1 Disease Elimination Program, Burnet Institute, Melbourne 3004, Australia.
2 School of Public Health and Preventive Medicine, Monash University, Melbourne 3004, Australia.
3 Alfred Hospital, Department of Infectious Diseases, Monash University, Melbourne 3004, Australia.
4 Doherty Institute and Melbourne School of Population and Global Health, University of Melbourne, Melbourne 3000, Australia.

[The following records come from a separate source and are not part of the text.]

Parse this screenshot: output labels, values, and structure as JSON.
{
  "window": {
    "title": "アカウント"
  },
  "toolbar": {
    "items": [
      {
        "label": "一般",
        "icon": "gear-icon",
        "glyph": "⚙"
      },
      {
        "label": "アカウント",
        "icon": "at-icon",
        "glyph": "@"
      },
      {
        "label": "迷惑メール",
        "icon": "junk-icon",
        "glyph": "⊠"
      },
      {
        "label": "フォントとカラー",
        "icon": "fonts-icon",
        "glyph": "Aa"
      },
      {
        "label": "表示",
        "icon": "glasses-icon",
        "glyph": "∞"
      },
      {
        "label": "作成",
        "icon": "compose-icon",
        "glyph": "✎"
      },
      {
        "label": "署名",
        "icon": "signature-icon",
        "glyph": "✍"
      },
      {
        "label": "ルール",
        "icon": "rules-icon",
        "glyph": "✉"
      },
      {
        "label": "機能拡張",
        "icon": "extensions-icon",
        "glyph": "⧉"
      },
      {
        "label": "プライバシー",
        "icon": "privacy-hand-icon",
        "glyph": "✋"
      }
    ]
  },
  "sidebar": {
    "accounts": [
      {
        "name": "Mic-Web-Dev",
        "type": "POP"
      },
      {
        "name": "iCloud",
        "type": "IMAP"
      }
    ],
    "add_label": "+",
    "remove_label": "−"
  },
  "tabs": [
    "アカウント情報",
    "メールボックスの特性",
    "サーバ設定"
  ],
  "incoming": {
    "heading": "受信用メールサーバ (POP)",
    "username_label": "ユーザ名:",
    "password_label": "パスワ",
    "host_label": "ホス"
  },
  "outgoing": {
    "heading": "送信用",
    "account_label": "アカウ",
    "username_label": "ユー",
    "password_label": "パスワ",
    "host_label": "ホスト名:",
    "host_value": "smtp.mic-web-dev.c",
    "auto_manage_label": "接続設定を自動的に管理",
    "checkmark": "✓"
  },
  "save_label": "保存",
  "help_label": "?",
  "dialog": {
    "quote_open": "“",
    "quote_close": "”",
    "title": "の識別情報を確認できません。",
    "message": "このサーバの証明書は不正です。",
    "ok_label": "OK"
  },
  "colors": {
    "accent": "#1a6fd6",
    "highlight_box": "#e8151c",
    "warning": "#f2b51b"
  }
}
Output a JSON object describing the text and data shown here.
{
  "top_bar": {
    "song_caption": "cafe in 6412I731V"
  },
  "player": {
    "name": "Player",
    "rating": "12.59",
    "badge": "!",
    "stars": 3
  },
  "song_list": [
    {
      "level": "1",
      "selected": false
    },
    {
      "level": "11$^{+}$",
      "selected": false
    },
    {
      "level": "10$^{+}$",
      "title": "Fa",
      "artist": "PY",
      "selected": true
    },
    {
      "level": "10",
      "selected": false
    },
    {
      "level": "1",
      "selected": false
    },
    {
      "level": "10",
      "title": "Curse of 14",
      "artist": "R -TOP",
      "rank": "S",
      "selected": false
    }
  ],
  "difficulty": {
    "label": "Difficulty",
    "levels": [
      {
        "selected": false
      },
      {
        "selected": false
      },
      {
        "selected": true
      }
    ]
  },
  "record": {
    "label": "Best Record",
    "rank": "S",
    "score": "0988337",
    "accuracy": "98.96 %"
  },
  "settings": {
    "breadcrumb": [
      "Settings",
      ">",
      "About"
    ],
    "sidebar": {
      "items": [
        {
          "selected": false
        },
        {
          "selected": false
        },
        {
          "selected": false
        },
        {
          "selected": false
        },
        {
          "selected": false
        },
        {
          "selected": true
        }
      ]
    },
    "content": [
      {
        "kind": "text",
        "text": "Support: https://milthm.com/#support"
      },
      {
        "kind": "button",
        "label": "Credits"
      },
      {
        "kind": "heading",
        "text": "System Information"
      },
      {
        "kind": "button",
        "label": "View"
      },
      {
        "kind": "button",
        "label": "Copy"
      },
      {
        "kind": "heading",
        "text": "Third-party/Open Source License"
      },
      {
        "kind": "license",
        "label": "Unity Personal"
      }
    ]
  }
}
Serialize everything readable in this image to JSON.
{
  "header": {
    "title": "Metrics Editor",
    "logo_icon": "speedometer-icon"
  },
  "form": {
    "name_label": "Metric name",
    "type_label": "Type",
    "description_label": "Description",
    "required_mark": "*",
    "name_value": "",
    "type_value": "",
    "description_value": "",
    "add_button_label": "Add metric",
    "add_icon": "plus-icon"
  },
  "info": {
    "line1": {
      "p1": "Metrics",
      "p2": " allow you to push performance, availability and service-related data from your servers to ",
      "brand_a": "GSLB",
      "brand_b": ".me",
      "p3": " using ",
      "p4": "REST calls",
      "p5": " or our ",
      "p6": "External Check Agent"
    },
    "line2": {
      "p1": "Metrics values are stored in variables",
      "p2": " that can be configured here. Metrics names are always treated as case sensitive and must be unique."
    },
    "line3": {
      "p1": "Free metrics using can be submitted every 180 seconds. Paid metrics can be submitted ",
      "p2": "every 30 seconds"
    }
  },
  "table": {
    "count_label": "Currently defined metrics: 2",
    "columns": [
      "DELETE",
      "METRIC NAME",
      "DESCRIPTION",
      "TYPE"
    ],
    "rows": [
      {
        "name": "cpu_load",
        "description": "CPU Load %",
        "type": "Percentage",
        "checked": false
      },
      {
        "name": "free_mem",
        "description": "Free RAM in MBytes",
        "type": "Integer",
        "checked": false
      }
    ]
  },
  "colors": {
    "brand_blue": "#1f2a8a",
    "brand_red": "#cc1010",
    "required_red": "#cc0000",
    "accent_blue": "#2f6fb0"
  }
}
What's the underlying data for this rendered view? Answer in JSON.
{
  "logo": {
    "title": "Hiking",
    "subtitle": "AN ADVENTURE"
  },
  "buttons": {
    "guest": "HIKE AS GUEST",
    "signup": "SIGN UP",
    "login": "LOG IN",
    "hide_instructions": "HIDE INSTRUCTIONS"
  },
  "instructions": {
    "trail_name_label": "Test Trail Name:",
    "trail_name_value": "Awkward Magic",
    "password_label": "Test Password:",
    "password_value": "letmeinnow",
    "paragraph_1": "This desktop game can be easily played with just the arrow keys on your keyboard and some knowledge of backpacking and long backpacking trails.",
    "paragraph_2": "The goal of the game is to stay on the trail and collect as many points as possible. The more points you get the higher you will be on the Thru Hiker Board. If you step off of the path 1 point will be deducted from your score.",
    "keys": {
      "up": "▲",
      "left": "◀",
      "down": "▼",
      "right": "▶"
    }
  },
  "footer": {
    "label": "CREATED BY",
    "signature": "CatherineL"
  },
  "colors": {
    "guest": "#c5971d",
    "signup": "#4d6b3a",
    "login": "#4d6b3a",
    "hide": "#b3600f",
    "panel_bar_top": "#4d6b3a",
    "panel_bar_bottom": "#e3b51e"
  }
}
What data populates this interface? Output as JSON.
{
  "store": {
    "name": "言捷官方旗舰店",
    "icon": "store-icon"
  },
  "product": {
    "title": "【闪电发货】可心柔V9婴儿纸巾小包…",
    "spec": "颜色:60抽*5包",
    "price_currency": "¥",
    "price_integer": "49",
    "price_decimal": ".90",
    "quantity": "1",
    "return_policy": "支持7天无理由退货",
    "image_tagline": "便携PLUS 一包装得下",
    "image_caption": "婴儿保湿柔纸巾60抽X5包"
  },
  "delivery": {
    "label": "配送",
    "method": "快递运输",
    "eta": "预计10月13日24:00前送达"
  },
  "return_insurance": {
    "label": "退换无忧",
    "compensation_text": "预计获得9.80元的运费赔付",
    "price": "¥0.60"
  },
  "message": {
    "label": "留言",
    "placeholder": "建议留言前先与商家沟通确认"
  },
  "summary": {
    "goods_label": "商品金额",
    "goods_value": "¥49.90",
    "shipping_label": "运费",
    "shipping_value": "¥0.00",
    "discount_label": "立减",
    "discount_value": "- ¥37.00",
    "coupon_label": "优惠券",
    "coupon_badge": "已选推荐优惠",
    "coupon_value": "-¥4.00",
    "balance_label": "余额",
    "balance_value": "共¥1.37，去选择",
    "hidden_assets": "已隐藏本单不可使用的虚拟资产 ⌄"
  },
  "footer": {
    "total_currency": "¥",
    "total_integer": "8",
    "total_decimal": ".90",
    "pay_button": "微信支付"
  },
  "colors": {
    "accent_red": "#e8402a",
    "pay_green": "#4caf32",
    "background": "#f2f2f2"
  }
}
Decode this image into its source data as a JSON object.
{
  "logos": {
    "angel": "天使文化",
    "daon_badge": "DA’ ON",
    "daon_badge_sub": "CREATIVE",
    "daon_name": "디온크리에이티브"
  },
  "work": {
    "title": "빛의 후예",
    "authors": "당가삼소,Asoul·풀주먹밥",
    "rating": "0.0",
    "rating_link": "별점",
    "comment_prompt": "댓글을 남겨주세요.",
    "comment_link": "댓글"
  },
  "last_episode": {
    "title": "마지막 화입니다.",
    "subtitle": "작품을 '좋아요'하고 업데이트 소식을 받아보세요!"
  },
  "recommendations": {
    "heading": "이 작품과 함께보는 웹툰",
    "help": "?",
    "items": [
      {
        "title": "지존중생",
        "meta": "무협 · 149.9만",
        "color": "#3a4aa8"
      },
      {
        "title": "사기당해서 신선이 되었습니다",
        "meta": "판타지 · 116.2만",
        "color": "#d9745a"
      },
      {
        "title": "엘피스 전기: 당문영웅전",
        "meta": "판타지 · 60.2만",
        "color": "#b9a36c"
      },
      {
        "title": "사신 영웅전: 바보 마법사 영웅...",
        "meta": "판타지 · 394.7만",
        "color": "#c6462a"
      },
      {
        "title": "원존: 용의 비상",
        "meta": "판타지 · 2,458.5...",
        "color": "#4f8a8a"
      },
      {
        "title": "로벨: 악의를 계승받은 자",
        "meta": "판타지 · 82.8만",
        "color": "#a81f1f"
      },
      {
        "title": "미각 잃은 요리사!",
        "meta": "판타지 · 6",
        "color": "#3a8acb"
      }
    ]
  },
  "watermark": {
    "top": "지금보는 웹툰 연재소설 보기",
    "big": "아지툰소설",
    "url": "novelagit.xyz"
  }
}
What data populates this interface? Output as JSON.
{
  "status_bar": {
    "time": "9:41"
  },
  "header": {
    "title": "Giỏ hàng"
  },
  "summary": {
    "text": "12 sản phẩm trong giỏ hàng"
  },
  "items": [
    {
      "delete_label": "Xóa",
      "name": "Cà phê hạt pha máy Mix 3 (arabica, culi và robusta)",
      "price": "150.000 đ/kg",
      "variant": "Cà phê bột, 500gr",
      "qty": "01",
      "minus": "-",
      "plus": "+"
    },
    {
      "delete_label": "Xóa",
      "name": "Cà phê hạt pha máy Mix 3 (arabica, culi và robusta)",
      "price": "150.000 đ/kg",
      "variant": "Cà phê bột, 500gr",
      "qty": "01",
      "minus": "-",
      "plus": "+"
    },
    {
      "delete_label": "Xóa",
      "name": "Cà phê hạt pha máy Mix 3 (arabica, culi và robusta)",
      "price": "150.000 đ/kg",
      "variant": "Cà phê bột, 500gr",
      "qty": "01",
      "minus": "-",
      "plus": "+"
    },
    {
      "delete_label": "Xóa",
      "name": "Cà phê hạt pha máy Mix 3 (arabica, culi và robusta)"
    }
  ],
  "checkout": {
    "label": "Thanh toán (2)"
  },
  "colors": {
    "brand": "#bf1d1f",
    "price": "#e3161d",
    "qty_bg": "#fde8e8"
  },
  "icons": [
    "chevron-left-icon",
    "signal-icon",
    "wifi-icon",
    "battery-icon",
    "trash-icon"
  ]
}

Hepatitis C virus is a global public health threat, affecting 71 million people worldwide. Increasing recognition of the impact of this epidemic and recent advances in biomedical and technical approaches to hepatitis C prevention and cure have provided impetus for the World Health Organization (WHO) to call for global elimination of hepatitis C as a public health threat by 2030. This work reviews the feasibility of hepatitis C elimination and pathways to overcome existing and potential future barriers to elimination. Drawing on cost-effectiveness modeling and providing examples of successful implementation efforts across the globe, we highlight the resources and strategies needed to achieve hepatitis C elimination. A timely, multipronged response is required if the 2030 WHO elimination targets are to be achieved. Importantly, achieving hepatitis C elimination will also benefit the community well beyond 2030.